- In the Italian sonnet (the Petrarchan), the octet (first eight lines) make one argument, and the sestet (the last six lines) makes a new argument: there’s a volta, a twist, a turn, at the start of the sestet. The rhyme binds the octet tightly together, and the sestet tightly together. The octet breaks naturally into two quatrains, and the sestet into two tercets. So there’s a finely poised thesis/antithesis, and a contrast in rhyming structure between the two.

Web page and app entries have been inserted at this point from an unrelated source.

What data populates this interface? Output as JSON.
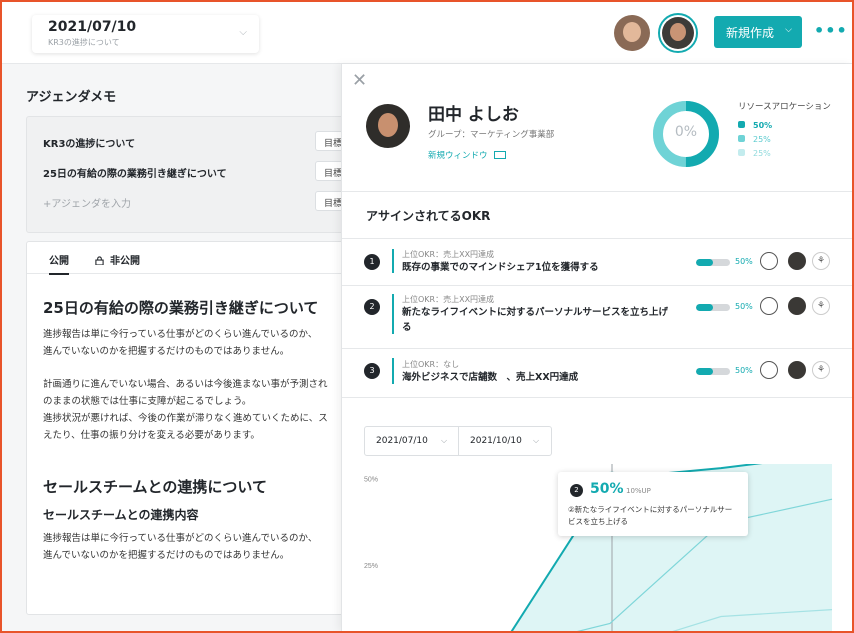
{
  "header": {
    "date_value": "2021/07/10",
    "date_sub": "KR3の進捗について",
    "new_button": "新規作成",
    "more_icon": "more-dots-icon"
  },
  "agenda": {
    "title": "アジェンダメモ",
    "items": [
      {
        "label": "KR3の進捗について",
        "tag": "目標"
      },
      {
        "label": "25日の有給の際の業務引き継ぎについて",
        "tag": "目標"
      }
    ],
    "add_placeholder": "+アジェンダを入力",
    "add_tag": "目標"
  },
  "memo": {
    "tab_public": "公開",
    "tab_private": "非公開",
    "heading1": "25日の有給の際の業務引き継ぎについて",
    "para1": "進捗報告は単に今行っている仕事がどのくらい進んでいるのか、\n進んでいないのかを把握するだけのものではありません。",
    "para2": "計画通りに進んでいない場合、あるいは今後進まない事が予測され\nのままの状態では仕事に支障が起こるでしょう。\n進捗状況が悪ければ、今後の作業が滞りなく進めていくために、ス\nえたり、仕事の振り分けを変える必要があります。",
    "heading2": "セールスチームとの連携について",
    "heading3": "セールスチームとの連携内容",
    "para3": "進捗報告は単に今行っている仕事がどのくらい進んでいるのか、\n進んでいないのかを把握するだけのものではありません。"
  },
  "profile": {
    "name": "田中 よしお",
    "group": "グループ：マーケティング事業部",
    "link": "新規ウィンドウ",
    "donut_label": "0%",
    "resource_title": "リソースアロケーション",
    "resources": [
      {
        "label": "50%",
        "color": "#13aab0"
      },
      {
        "label": "25%",
        "color": "#6fd3d6"
      },
      {
        "label": "25%",
        "color": "#c3ecee"
      }
    ]
  },
  "okr": {
    "heading": "アサインされてるOKR",
    "rows": [
      {
        "num": "1",
        "parent": "上位OKR：売上XX円達成",
        "title": "既存の事業でのマインドシェア1位を獲得する",
        "progress": 50,
        "pct": "50%"
      },
      {
        "num": "2",
        "parent": "上位OKR：売上XX円達成",
        "title": "新たなライフイベントに対するパーソナルサービスを立ち上げる",
        "progress": 50,
        "pct": "50%"
      },
      {
        "num": "3",
        "parent": "上位OKR：なし",
        "title": "海外ビジネスで店舗数　、売上XX円達成",
        "progress": 50,
        "pct": "50%"
      }
    ]
  },
  "range": {
    "from": "2021/07/10",
    "to": "2021/10/10"
  },
  "tooltip": {
    "num": "2",
    "pct": "50%",
    "up": "10%UP",
    "desc": "②新たなライフイベントに対するパーソナルサービスを立ち上げる"
  },
  "chart_data": {
    "type": "line",
    "ylabels": [
      "50%",
      "25%"
    ],
    "ylim": [
      0,
      60
    ],
    "x": [
      0,
      1,
      2,
      3,
      4
    ],
    "series": [
      {
        "values": [
          0,
          0,
          50,
          53,
          57
        ],
        "color": "#13aab0"
      },
      {
        "values": [
          0,
          0,
          8,
          37,
          44
        ],
        "color": "#7fd6d9"
      },
      {
        "values": [
          0,
          0,
          0,
          10,
          12
        ],
        "color": "#a5e2e4"
      }
    ]
  }
}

- In the English sonnet (the Shakespearean), you have three quatrains, each with their own rhyme, and a final couplet; so there is less of a sense of the quatrains being bound together. (In the Spenserian sonnet, the quatrain rhymes are related.) Before Shakespeare the volta was still at the start of the third quatrain (same place as in the Petrarchan). In Shakespeare the volta is in the final couplet, as a badoom-tish. Each quatrain advances the argument, and the couplet is either a summary, or a Woah Didn’t See That Coming!
Why yes. You’re making an argument. That’s a critical thing about the sonnet, whether in Italian or English form. It’s not a spontaneous outpouring of inspiration: it’s art. The scheme corresponds to an ordered presentation of a thesis and antithesis. Maybe with a synthesis in the final couplet or the sestet.